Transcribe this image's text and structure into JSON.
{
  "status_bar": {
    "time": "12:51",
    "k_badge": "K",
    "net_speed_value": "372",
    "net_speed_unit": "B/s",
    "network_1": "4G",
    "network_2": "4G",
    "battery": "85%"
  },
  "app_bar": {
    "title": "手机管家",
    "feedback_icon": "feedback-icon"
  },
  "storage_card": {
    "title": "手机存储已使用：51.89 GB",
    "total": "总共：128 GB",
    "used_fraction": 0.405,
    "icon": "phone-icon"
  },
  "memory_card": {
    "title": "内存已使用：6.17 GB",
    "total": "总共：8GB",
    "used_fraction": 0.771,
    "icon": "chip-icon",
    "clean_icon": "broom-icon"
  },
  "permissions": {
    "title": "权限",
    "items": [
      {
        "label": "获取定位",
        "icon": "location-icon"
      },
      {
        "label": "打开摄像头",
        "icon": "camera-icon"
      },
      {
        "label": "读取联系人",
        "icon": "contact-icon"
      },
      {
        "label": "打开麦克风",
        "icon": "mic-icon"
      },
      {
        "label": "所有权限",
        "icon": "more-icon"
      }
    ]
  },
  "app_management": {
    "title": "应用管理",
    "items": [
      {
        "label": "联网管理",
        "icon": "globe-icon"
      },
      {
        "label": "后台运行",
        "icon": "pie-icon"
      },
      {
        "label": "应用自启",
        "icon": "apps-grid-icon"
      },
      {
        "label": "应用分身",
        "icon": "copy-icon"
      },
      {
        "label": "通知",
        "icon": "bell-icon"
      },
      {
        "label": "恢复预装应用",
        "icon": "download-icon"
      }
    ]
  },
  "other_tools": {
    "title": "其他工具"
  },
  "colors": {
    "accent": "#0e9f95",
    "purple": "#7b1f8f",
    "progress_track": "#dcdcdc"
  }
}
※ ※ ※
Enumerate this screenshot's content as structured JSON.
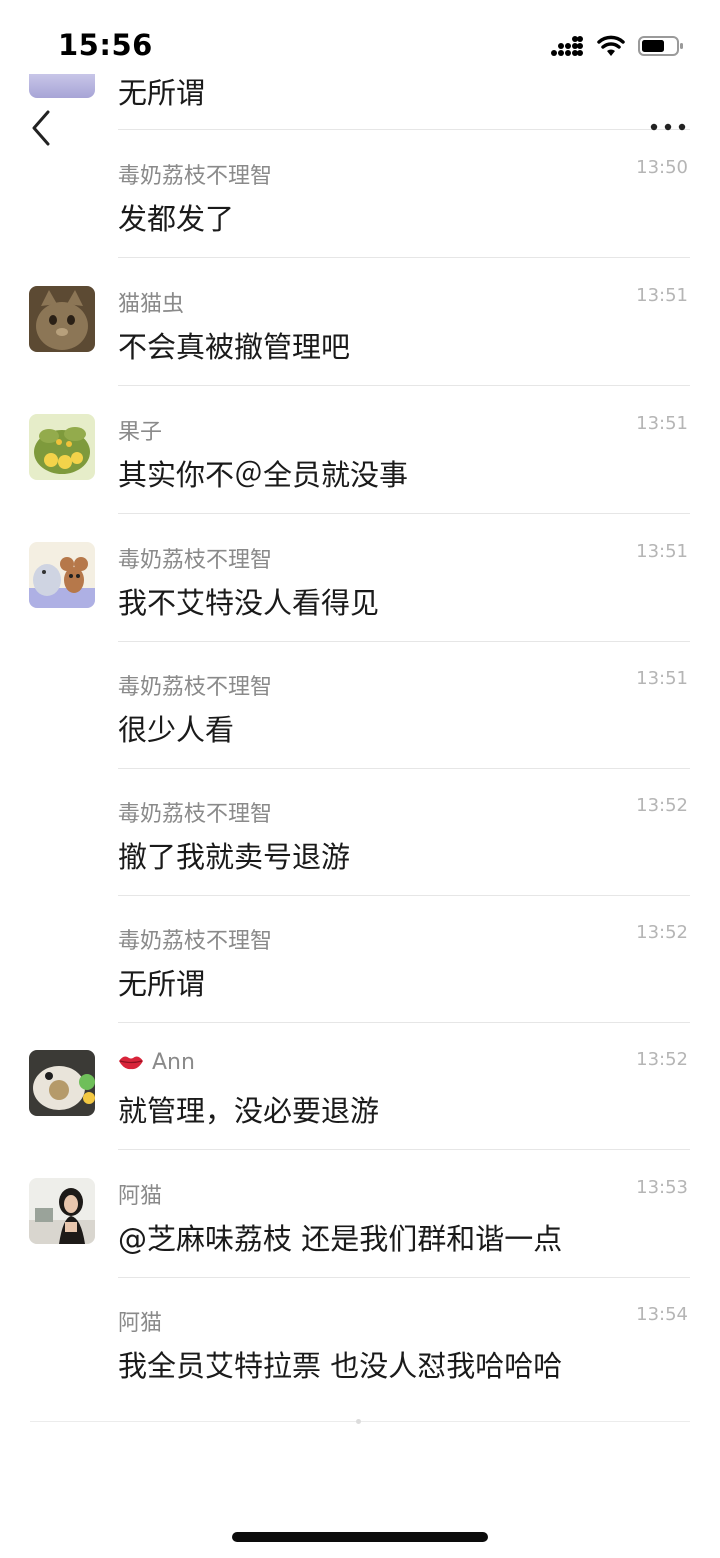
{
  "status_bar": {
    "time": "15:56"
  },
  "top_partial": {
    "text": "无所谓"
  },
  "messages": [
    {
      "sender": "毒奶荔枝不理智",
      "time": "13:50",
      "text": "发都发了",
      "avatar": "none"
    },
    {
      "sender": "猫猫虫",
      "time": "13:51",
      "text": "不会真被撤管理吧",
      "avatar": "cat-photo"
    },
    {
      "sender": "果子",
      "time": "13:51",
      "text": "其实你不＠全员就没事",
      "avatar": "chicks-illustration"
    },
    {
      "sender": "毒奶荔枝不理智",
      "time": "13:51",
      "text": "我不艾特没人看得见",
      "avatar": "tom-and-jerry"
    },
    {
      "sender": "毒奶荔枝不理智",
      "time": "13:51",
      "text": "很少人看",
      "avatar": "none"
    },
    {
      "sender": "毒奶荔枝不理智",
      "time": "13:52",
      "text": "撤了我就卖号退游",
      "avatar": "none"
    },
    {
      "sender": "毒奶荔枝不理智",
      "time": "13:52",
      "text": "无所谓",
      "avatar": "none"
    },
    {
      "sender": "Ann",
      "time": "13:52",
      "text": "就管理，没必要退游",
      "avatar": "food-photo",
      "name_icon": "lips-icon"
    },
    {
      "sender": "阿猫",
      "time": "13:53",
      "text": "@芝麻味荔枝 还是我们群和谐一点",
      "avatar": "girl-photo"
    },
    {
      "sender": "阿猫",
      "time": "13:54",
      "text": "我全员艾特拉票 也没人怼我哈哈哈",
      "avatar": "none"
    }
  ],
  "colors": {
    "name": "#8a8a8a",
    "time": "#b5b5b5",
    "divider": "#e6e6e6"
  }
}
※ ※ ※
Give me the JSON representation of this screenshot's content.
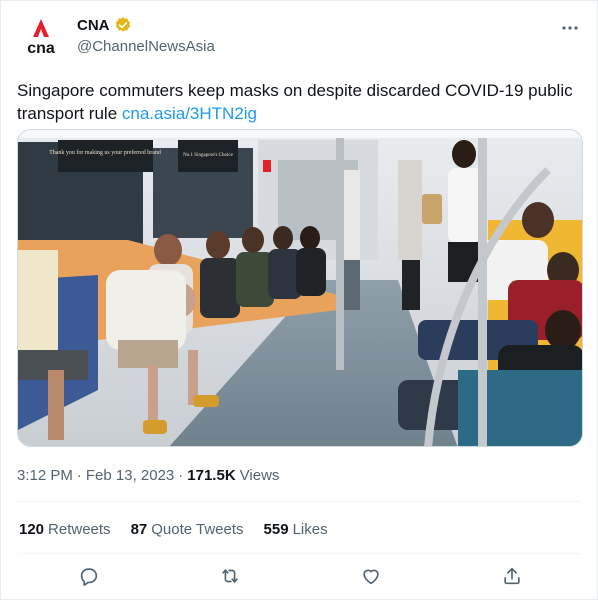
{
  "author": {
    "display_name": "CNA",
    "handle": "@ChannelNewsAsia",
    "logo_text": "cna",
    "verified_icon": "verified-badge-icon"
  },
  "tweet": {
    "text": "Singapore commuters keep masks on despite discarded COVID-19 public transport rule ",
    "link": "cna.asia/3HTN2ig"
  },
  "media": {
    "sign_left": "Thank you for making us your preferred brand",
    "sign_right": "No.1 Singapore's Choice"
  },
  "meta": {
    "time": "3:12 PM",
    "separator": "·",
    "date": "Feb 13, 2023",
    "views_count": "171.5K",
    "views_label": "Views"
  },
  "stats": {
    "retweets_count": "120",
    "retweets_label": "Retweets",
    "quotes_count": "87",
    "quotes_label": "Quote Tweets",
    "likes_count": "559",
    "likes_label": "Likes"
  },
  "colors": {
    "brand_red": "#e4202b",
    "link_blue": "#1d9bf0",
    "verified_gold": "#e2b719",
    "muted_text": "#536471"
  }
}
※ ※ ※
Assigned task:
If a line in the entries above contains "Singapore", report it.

Solution to the exercise:
    "text": "Singapore commuters keep masks on despite discarded COVID-19 public transport rule ",
    "sign_right": "No.1 Singapore's Choice"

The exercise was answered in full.